About eleven years ago, and around the same time when I met my lovely wife in Berlin and she started her life as a campervan co-driver, her brother Clayton met Megan, his future wife, in Australia. And as things go, she also owned a T2b VW campervan. Together with their two dogs, Dragon and Maudie, they started on a road trip all the way around Australia which took them about a year and covered 36000 km. The journey went from Geelong in Victoria via Adelaide in South Australia, Perth and Broome in Western Australia to Darwin in the Northern Territory, and then via Mount Isa, Cairns, and Brisbane in Queensland and Melbourne in Victoria back to Geelong. Except for defect cylinder heads (replaced in Port Lincoln, quite at the beginning of the trip) and the regular oil changes and valve adjustments, their faithful kombi, a white 1976 2L/70 h.p. T2b bus, needed no further work and brought them safely from start to end. To avoid new problems with the cylinder heads, they did the whole trip at a friendly speed of maximum 80 km/h and with regular breaks to avoid engine overheating. Below are some photos from along the way. Check out this cool kombi in full travel gear, including water buffalo horns at the front of the roof rack and a trailer for more equipment (and lots of dog food).
Sadly, they had to part with the kombi in 2006, but the bus is still alive and kicking in the Geelong area and the new owner seems to have given her a full restoration, including a new blue-and-white paint job and a new engine.
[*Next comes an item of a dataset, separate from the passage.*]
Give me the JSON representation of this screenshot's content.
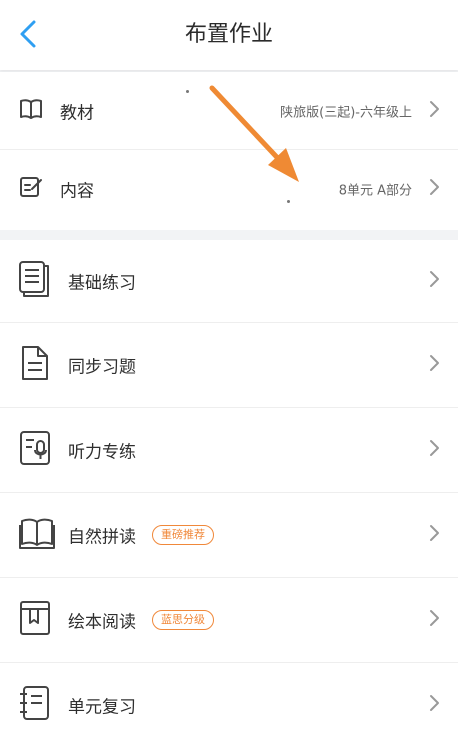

Through the Nullabor Plain in the Great Sandy Dessert, on the way from Adelaide to Perth.

At the Coopers Beer Brewery in Adelaide, South Australia.
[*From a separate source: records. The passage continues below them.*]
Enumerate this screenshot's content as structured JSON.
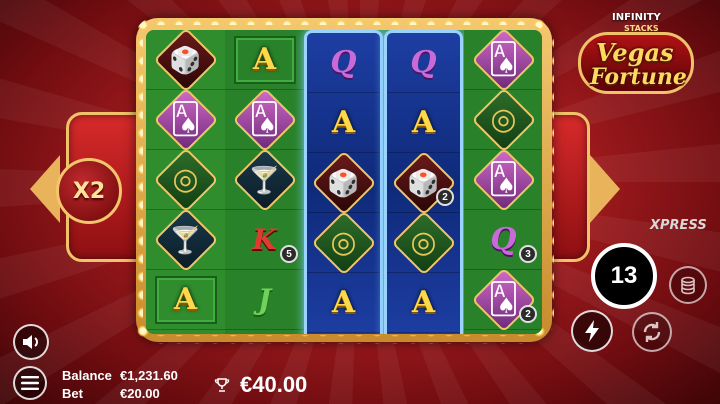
{
  "game": {
    "logo_infinity": "INFINITY",
    "logo_stacks": "STACKS",
    "logo_line1": "Vegas",
    "logo_line2": "Fortune",
    "multiplier": "X2",
    "xpress_label": "XPRESS",
    "spins_remaining": "13"
  },
  "reels": [
    [
      {
        "symbol": "dice",
        "glyph": "🎲"
      },
      {
        "symbol": "cards",
        "glyph": "🂡"
      },
      {
        "symbol": "roulette",
        "glyph": "◎"
      },
      {
        "symbol": "martini",
        "glyph": "🍸"
      },
      {
        "symbol": "A",
        "glyph": "A"
      }
    ],
    [
      {
        "symbol": "A",
        "glyph": "A"
      },
      {
        "symbol": "cards",
        "glyph": "🂡"
      },
      {
        "symbol": "martini",
        "glyph": "🍸"
      },
      {
        "symbol": "K",
        "glyph": "K",
        "stack": "5"
      },
      {
        "symbol": "J",
        "glyph": "J"
      }
    ],
    [
      {
        "symbol": "Q",
        "glyph": "Q"
      },
      {
        "symbol": "A",
        "glyph": "A"
      },
      {
        "symbol": "dice",
        "glyph": "🎲"
      },
      {
        "symbol": "roulette",
        "glyph": "◎"
      },
      {
        "symbol": "A",
        "glyph": "A"
      }
    ],
    [
      {
        "symbol": "Q",
        "glyph": "Q"
      },
      {
        "symbol": "A",
        "glyph": "A"
      },
      {
        "symbol": "dice",
        "glyph": "🎲",
        "stack": "2"
      },
      {
        "symbol": "roulette",
        "glyph": "◎"
      },
      {
        "symbol": "A",
        "glyph": "A"
      }
    ],
    [
      {
        "symbol": "cards",
        "glyph": "🂡"
      },
      {
        "symbol": "roulette",
        "glyph": "◎"
      },
      {
        "symbol": "cards",
        "glyph": "🂡"
      },
      {
        "symbol": "Q",
        "glyph": "Q",
        "stack": "3"
      },
      {
        "symbol": "cards",
        "glyph": "🂡",
        "stack": "2"
      }
    ]
  ],
  "footer": {
    "balance_label": "Balance",
    "balance_value": "€1,231.60",
    "bet_label": "Bet",
    "bet_value": "€20.00",
    "win_value": "€40.00"
  },
  "icons": {
    "sound": "speaker-icon",
    "menu": "menu-icon",
    "win": "trophy-icon",
    "coins": "coin-stack-icon",
    "turbo": "lightning-icon",
    "autoplay": "autoplay-icon"
  }
}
At the start of the longest straight road of Australia (in Western Australia, between Balladonia and Caiguna, on the way from Adelaide to Perth).

Camping in the outback just out of Madiura. Note the wire mesh on the kombi to protect the front windscreen from dirt and stones (and in one case a plague of locusts).

Another stopover, at Noble Falls, 50 km east of Perth. Cool buffalo horns on the roof rack.





The Australian “Bier Doktor”

25 01 2012

Here comes something like a local celebrity of the Geelong kombi scene. A late T1 panel van in perfect condition, advertising “The Beer Doctor” in German. It seems most T1 owners in Australia have safari windows fitted at the front. Must be nice in the current very hot summer temperatures. Wind screen wipers not folded down but taken off for this sunny day. Air vents in the back located higher than with the T1 window buses. Probably panel van-specific. Seems the one set of air intakes supplies both the engine compartment and the cargo area with fresh air. The doors for the back section feature a depression that makes sense only if they were on the other side (would then allow door to fold over the handle of the front door). Could be that these doors were produced only for the left hand drive markets and then used “the other way around” for right hand drive models. Judging from the back lid (already same as with the T2s from 1967 onwards) this T1 is one of the last models, from between 1964 and 1967. What a fantastic vehicle!